→ Assigned task:
Lines holding the word "label" must be located in the listing below and copied.

====== Source information ======

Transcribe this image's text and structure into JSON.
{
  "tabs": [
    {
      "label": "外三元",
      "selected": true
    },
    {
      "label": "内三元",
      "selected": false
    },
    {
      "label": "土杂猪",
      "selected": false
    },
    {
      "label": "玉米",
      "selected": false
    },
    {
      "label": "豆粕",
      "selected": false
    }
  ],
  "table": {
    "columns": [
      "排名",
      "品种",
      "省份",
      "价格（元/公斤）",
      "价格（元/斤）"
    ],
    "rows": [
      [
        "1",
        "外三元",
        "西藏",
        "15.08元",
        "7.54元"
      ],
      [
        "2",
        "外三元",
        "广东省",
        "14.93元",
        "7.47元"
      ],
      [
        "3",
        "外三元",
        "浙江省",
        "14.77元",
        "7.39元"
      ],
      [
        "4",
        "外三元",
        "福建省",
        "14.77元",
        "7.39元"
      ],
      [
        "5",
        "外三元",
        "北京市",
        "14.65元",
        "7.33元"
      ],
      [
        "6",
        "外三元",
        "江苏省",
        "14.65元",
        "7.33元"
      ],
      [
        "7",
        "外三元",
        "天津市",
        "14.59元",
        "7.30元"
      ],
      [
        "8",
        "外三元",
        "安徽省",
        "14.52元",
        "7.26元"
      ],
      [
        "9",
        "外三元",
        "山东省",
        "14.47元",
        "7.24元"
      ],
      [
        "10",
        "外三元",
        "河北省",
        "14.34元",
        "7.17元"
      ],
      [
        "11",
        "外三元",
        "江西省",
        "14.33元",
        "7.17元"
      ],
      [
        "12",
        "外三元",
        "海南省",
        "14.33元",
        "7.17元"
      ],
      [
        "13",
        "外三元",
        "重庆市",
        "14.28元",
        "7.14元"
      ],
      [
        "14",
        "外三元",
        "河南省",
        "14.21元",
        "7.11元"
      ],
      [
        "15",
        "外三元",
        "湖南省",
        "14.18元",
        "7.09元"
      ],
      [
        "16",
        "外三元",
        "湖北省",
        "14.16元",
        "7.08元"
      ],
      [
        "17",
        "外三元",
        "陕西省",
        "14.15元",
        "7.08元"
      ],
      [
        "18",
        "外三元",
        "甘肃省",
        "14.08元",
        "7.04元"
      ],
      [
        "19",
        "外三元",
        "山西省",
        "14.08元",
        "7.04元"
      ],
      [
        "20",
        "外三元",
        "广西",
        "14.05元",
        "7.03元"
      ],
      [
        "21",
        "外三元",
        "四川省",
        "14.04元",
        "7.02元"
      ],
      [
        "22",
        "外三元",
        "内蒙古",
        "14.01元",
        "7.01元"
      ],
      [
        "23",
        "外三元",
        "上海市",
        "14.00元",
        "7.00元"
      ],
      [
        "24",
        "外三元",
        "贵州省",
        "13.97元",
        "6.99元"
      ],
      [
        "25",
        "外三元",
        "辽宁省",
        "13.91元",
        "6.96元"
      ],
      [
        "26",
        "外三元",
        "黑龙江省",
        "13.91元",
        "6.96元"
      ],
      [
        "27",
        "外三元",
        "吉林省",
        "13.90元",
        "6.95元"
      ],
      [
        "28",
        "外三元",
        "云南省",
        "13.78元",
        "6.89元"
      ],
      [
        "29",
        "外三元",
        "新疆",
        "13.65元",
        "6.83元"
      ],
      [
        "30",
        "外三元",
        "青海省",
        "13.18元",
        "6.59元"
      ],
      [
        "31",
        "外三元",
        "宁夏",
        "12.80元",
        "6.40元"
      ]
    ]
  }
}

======

→ Result:
      "label": "外三元",
      "label": "内三元",
      "label": "土杂猪",
      "label": "玉米",
      "label": "豆粕",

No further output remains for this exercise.